In early July, the indigenous peoples of Canada, also known as the First Nations, gather with friends and supporters in the northern reaches of the Alberta province for the Annual Tar Sands Healing Walk. Started 5 years ago in response to the continued destruction of their lands and water supply, this 14 km walk around the SynCrude oil fields is both a protest and a religious rite.
People from all across North America travel to this remote region to pray and provide healing energy to the Earth and the indigenous peoples whose lives are being impacted by the environmentally devastating extraction methods used by the oil industry.
Once a part of the virgin boreal forest, the land north of Fort McMurray has been stripped of all plant and animal life. What was once a dense, green pine tree forest now resembles a middle-eastern desert. Tailing ponds 5 football fields long are filled with chemically polluted water. Air cannons on a random sequence go off to scare of migrating birds. It is a place where the impact of humanity on our planet sinks in deeper than the oil they are extracting.

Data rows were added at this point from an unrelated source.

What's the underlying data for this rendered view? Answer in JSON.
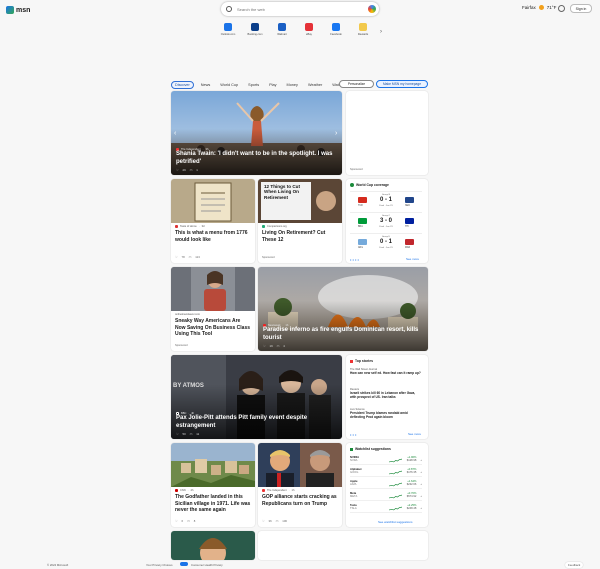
{
  "header": {
    "logo": "msn",
    "search_placeholder": "Search the web",
    "location": "Fairfax",
    "temperature": "71°F",
    "sign_in": "Sign in"
  },
  "quicklinks": [
    {
      "label": "Outlook.com",
      "color": "#1a73e8"
    },
    {
      "label": "Booking.com",
      "color": "#0b3f8a"
    },
    {
      "label": "Walmart",
      "color": "#1a5fc4"
    },
    {
      "label": "eBay",
      "color": "#e53238"
    },
    {
      "label": "Facebook",
      "color": "#1877f2"
    },
    {
      "label": "Rewards",
      "color": "#f2c94c"
    }
  ],
  "nav": {
    "tabs": [
      "Discover",
      "News",
      "World Cup",
      "Sports",
      "Play",
      "Money",
      "Weather",
      "Watch",
      "···"
    ],
    "personalize": "Personalize",
    "homepage": "Make MSN my homepage"
  },
  "hero": {
    "source": "The Independent",
    "time": "3h",
    "title": "Shania Twain: 'I didn't want to be in the spotlight. I was petrified'",
    "likes": "29",
    "comments": "1"
  },
  "ad1": {
    "label": "Sponsored"
  },
  "card_menu": {
    "source": "Taste of Home",
    "time": "3d",
    "title": "This is what a menu from 1776 would look like",
    "likes": "78",
    "comments": "113"
  },
  "card_retire": {
    "source": "Comparisons.org",
    "title": "Living On Retirement? Cut These 12",
    "label": "Sponsored",
    "overlay": "12 Things to Cut When Living On Retirement"
  },
  "worldcup": {
    "title": "World Cup coverage",
    "matches": [
      {
        "group": "Group B",
        "score": "0 - 1",
        "status": "Final · Jan 23",
        "t1": "TUR",
        "t2": "NED",
        "c1": "#d52b1e",
        "c2": "#21468b"
      },
      {
        "group": "Group C",
        "score": "3 - 0",
        "status": "Final · Jan 23",
        "t1": "BRA",
        "t2": "HTI",
        "c1": "#009b3a",
        "c2": "#00209f"
      },
      {
        "group": "Group D",
        "score": "0 - 1",
        "status": "Final · Jan 23",
        "t1": "ARG",
        "t2": "MAR",
        "c1": "#75aadb",
        "c2": "#c1272d"
      }
    ],
    "see_more": "See more"
  },
  "card_travel": {
    "source": "onlinetravelsaver.com",
    "title": "Sneaky Way Americans Are Now Saving On Business Class Using This Tool",
    "label": "Sponsored"
  },
  "card_fire": {
    "source": "Newsweek",
    "time": "1h",
    "title": "Paradise inferno as fire engulfs Dominican resort, kills tourist",
    "likes": "19",
    "comments": "4"
  },
  "card_jolie": {
    "source": "BBC",
    "time": "4h",
    "title": "Pax Jolie-Pitt attends Pitt family event despite estrangement",
    "likes": "50",
    "comments": "11",
    "tag": "BY ATMOS"
  },
  "top_stories": {
    "title": "Top stories",
    "items": [
      {
        "source": "The Wall Street Journal",
        "title": "How can new self ed. How fast can it ramp up?"
      },
      {
        "source": "Reuters",
        "title": "Israeli strikes kill 60 in Lebanon after Gaza, with prospect of US. Iran talks"
      },
      {
        "source": "Live Science",
        "title": "President Trump blames randabi amid deflecting Prod again bloom"
      }
    ],
    "see_more": "See more"
  },
  "card_godfather": {
    "source": "CNN",
    "time": "4h",
    "title": "The Godfather landed in this Sicilian village in 1971. Life was never the same again",
    "likes": "6",
    "comments": "8"
  },
  "card_gop": {
    "source": "The Independent",
    "time": "1h",
    "title": "GOP alliance starts cracking as Republicans turn on Trump",
    "likes": "36",
    "comments": "106"
  },
  "watchlist": {
    "title": "Watchlist suggestions",
    "rows": [
      {
        "name": "NVIDIA",
        "sub": "NVDA",
        "price": "+1.96%",
        "last": "$128.98"
      },
      {
        "name": "Alphabet",
        "sub": "GOOG",
        "price": "+0.87%",
        "last": "$176.35"
      },
      {
        "name": "Apple",
        "sub": "AAPL",
        "price": "+1.64%",
        "last": "$232.66"
      },
      {
        "name": "Meta",
        "sub": "META",
        "price": "+0.70%",
        "last": "$574.92"
      },
      {
        "name": "Tesla",
        "sub": "TSLA",
        "price": "+2.25%",
        "last": "$248.48"
      }
    ],
    "see_more": "See watchlist suggestions"
  },
  "footer": {
    "copyright": "© 2024 Microsoft",
    "privacy": "Your Privacy Choices",
    "consumer": "Consumer Health Privacy",
    "feedback": "Feedback"
  }
}
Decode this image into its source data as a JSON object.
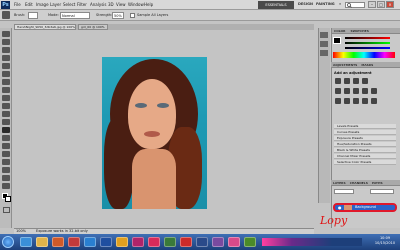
{
  "app": {
    "logo": "Ps"
  },
  "menu": [
    "File",
    "Edit",
    "Image",
    "Layer",
    "Select",
    "Filter",
    "Analysis",
    "3D",
    "View",
    "Window",
    "Help"
  ],
  "workspace": {
    "active": "ESSENTIALS",
    "design": "DESIGN",
    "painting": "PAINTING",
    "more": "»",
    "search_icon": "search-icon"
  },
  "window_controls": {
    "minimize": "–",
    "maximize": "□",
    "close": "×"
  },
  "options": {
    "brush_label": "Brush:",
    "mode_label": "Mode:",
    "mode_value": "Normal",
    "strength_label": "Strength:",
    "strength_value": "50%",
    "sample_label": "Sample All Layers"
  },
  "doc_tabs": [
    "HarshNight_SK50_3db3a6.jpg @ 100%",
    "girl_00 @ 100%"
  ],
  "panels": {
    "color_tab": "COLOR",
    "swatches_tab": "SWATCHES",
    "adjustments_tab": "ADJUSTMENTS",
    "masks_tab": "MASKS",
    "add_adjustment": "Add an adjustment",
    "presets": [
      "Levels Presets",
      "Curves Presets",
      "Exposure Presets",
      "Hue/Saturation Presets",
      "Black & White Presets",
      "Channel Mixer Presets",
      "Selective Color Presets"
    ],
    "layers_tab": "LAYERS",
    "channels_tab": "CHANNELS",
    "paths_tab": "PATHS"
  },
  "layers": [
    {
      "name": "Background"
    }
  ],
  "status": {
    "zoom": "100%",
    "text": "Exposure works in 32-bit only"
  },
  "taskbar": {
    "time": "10:09",
    "date": "10/15/2010"
  },
  "signature": "Lopy",
  "colors": {
    "taskbar": "#1d3f7a",
    "layer_selected": "#2b63c8",
    "highlight_ring": "#e0182a",
    "photo_bg": "#2aa8be"
  }
}
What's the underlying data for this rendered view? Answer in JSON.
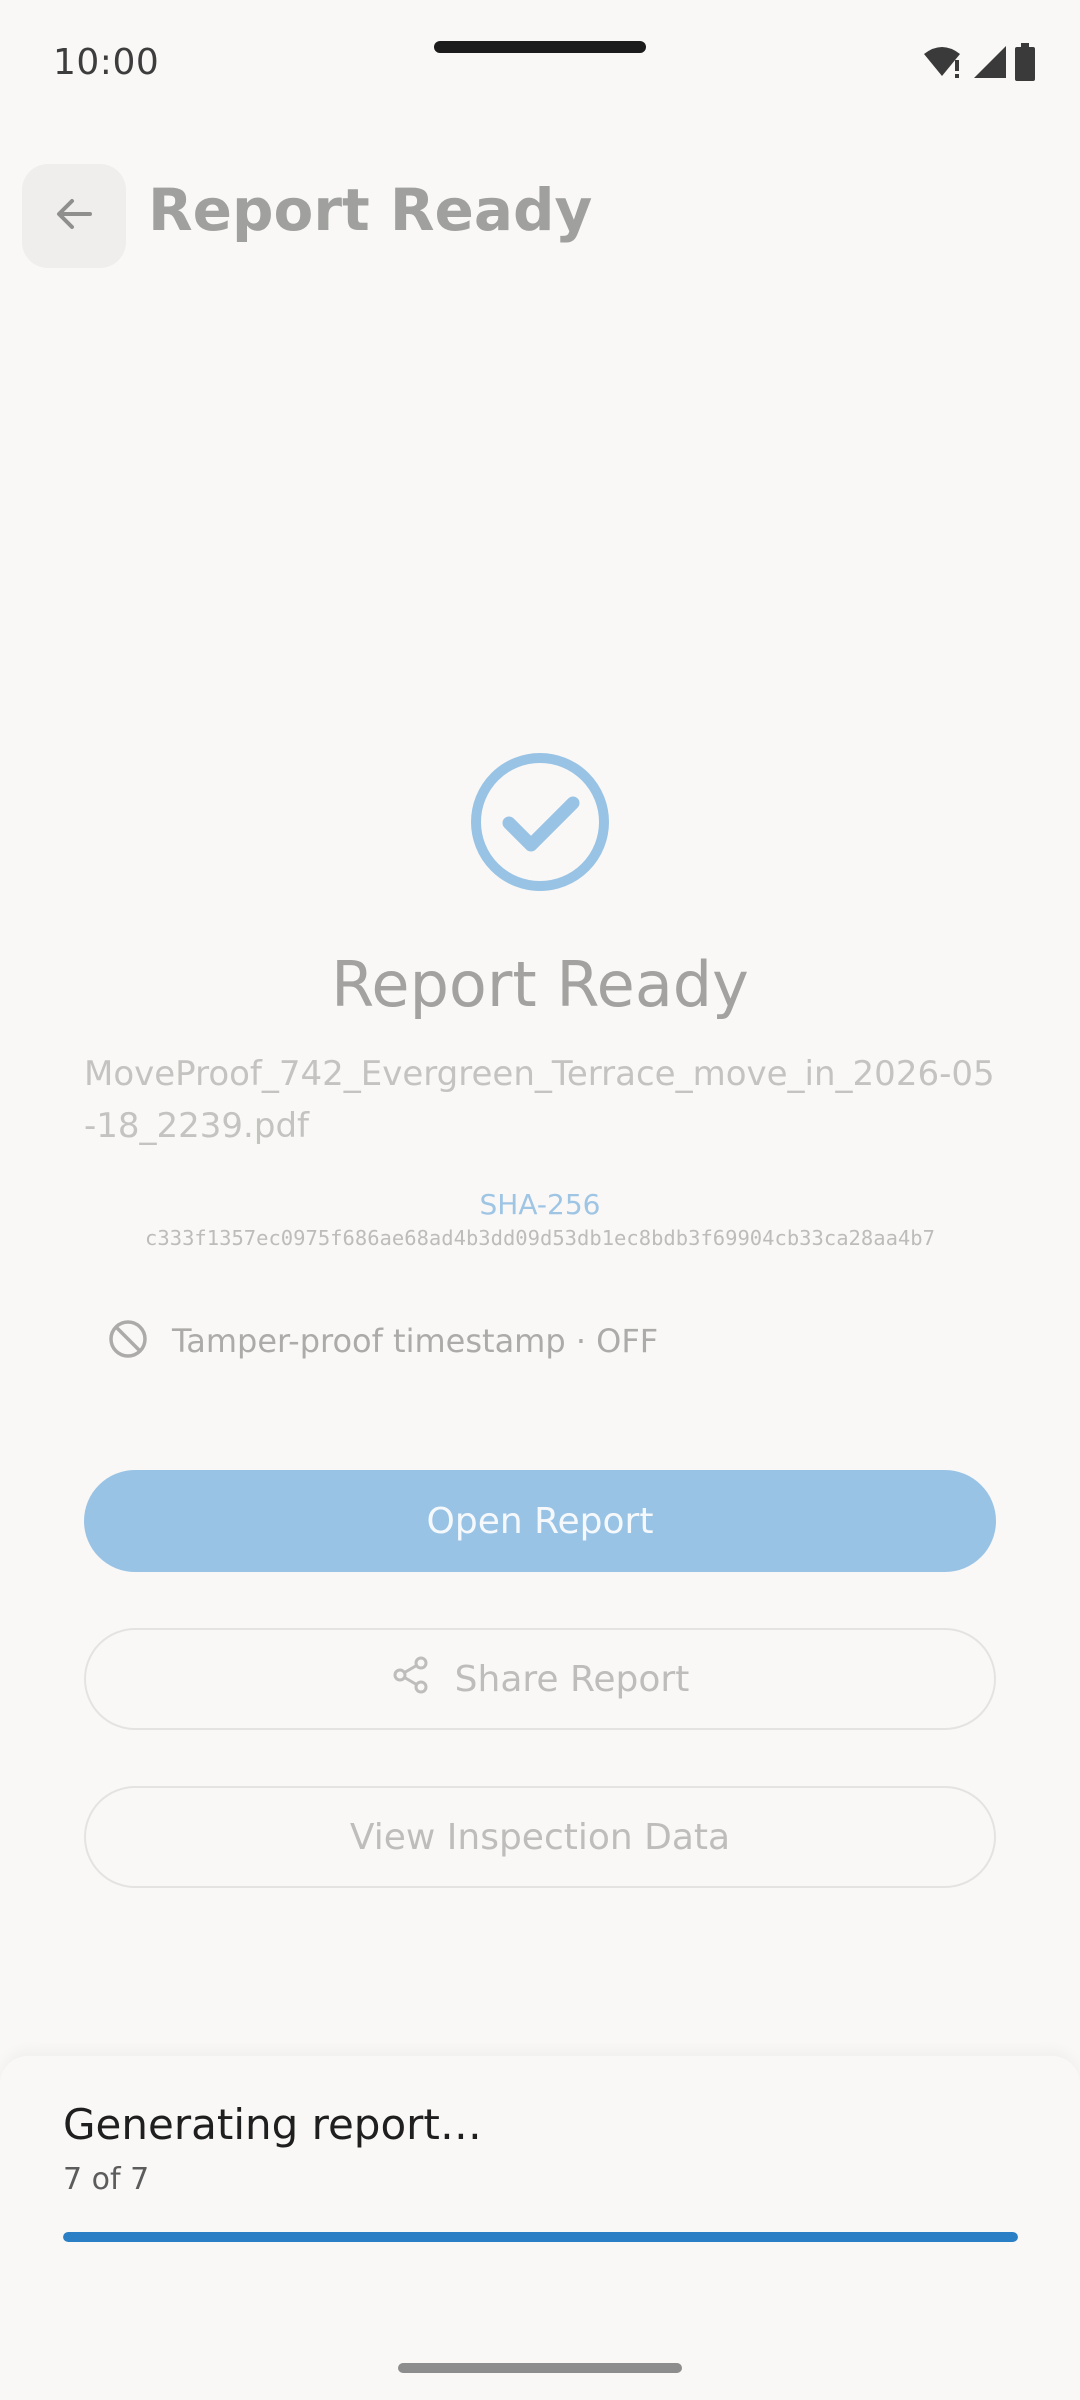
{
  "status_bar": {
    "time": "10:00",
    "icons": [
      "wifi-alert-icon",
      "signal-icon",
      "battery-icon"
    ]
  },
  "app_bar": {
    "back_icon": "arrow-left-icon",
    "title": "Report Ready"
  },
  "result": {
    "icon": "check-circle-icon",
    "heading": "Report Ready",
    "filename": "MoveProof_742_Evergreen_Terrace_move_in_2026-05-18_2239.pdf",
    "hash_label": "SHA-256",
    "hash_value": "c333f1357ec0975f686ae68ad4b3dd09d53db1ec8bdb3f69904cb33ca28aa4b7",
    "tamper_icon": "block-icon",
    "tamper_text": "Tamper-proof timestamp · OFF"
  },
  "actions": {
    "open_label": "Open Report",
    "share_label": "Share Report",
    "share_icon": "share-icon",
    "view_label": "View Inspection Data"
  },
  "progress_sheet": {
    "title": "Generating report…",
    "step_text": "7 of 7",
    "progress_fraction": 1.0
  },
  "colors": {
    "accent": "#2a7fc5",
    "primary_button": "#99c3e5",
    "check_icon": "#99c3e5"
  }
}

Visit any time of year to view the dichotomy of nature versus natural resource extraction or plan to come to the annual healing walk to witness indigenous rituals and the path to healing.

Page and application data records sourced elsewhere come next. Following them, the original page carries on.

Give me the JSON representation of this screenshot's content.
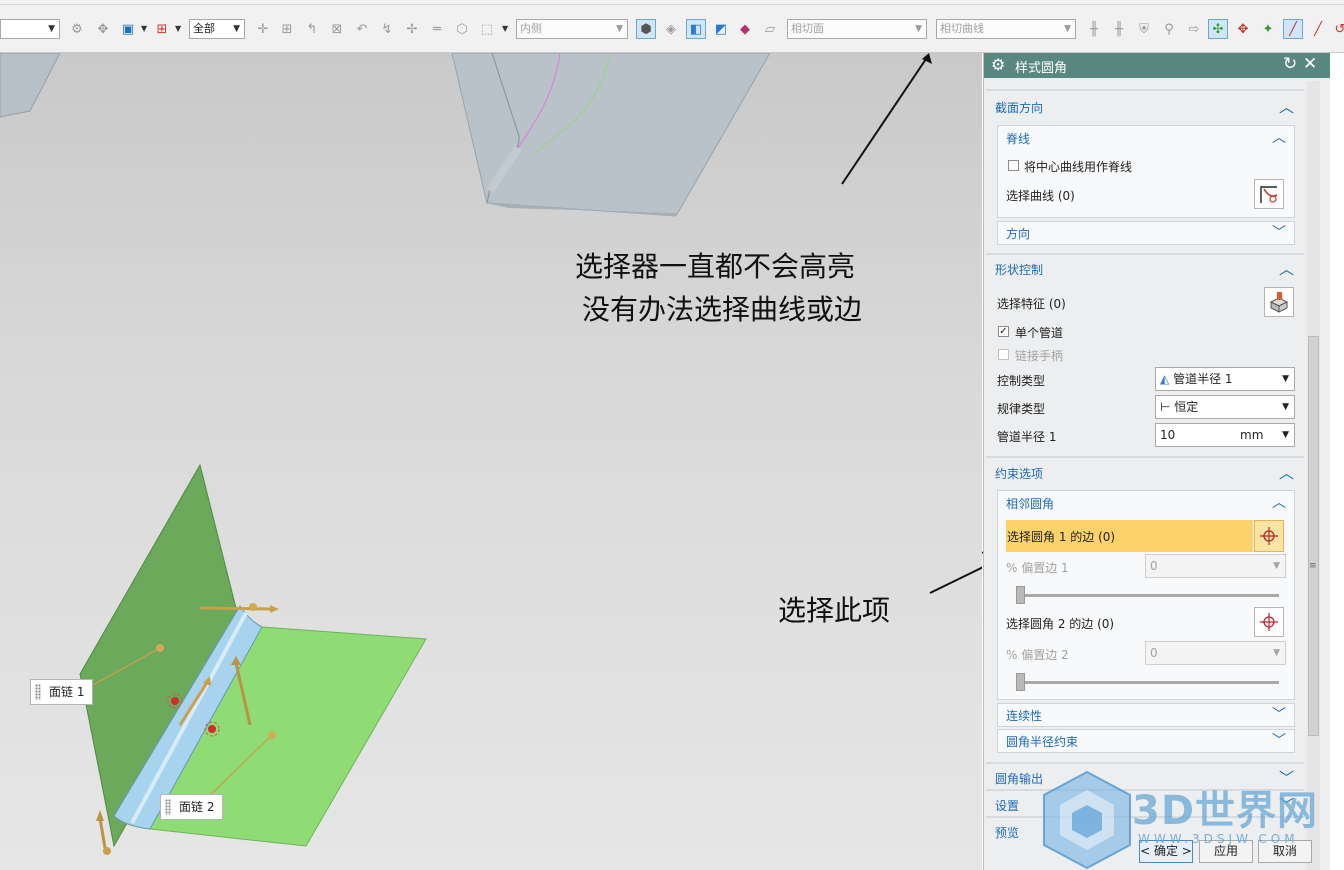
{
  "toolbar": {
    "filter_value": "",
    "scope_select": "全部",
    "inside_select": "内侧",
    "tangent_face_select": "相切面",
    "tangent_curve_select": "相切曲线"
  },
  "viewport": {
    "annotation_line1": "选择器一直都不会高亮",
    "annotation_line2": "没有办法选择曲线或边",
    "annotation_select": "选择此项",
    "face_chain_1": "面链 1",
    "face_chain_2": "面链 2"
  },
  "dialog": {
    "title": "样式圆角",
    "section_direction": {
      "title": "截面方向",
      "spine": {
        "title": "脊线",
        "checkbox_label": "将中心曲线用作脊线",
        "checked": false,
        "select_curve": "选择曲线 (0)"
      },
      "orientation": "方向"
    },
    "section_shape": {
      "title": "形状控制",
      "select_feature": "选择特征 (0)",
      "single_pipe_label": "单个管道",
      "single_pipe_checked": true,
      "link_handle_label": "链接手柄",
      "control_type_label": "控制类型",
      "control_type_value": "管道半径 1",
      "law_type_label": "规律类型",
      "law_type_value": "恒定",
      "pipe_radius_label": "管道半径 1",
      "pipe_radius_value": "10",
      "pipe_radius_unit": "mm"
    },
    "section_constraints": {
      "title": "约束选项",
      "adjacent": {
        "title": "相邻圆角",
        "select_edge_1": "选择圆角 1 的边 (0)",
        "offset_1_label": "% 偏置边 1",
        "offset_1_value": "0",
        "offset_1_slider": 0,
        "select_edge_2": "选择圆角 2 的边 (0)",
        "offset_2_label": "% 偏置边 2",
        "offset_2_value": "0",
        "offset_2_slider": 0
      },
      "continuity": "连续性",
      "radius_constraint": "圆角半径约束"
    },
    "section_output": "圆角输出",
    "section_settings": "设置",
    "section_preview": "预览",
    "buttons": {
      "ok": "< 确定 >",
      "apply": "应用",
      "cancel": "取消"
    }
  },
  "watermark": {
    "text": "3D世界网",
    "url": "WWW.3DSJW.COM"
  },
  "colors": {
    "title_bar": "#57877e",
    "section_blue": "#1e6bb8",
    "highlight": "#fbd36a",
    "face_green": "#8fdc75",
    "wall_green": "#6aaa5a",
    "fillet_blue": "#a8d3ef"
  }
}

In either case, you will leave questioning our current practices and wonder what new ways you can find to fuel your wanderlust.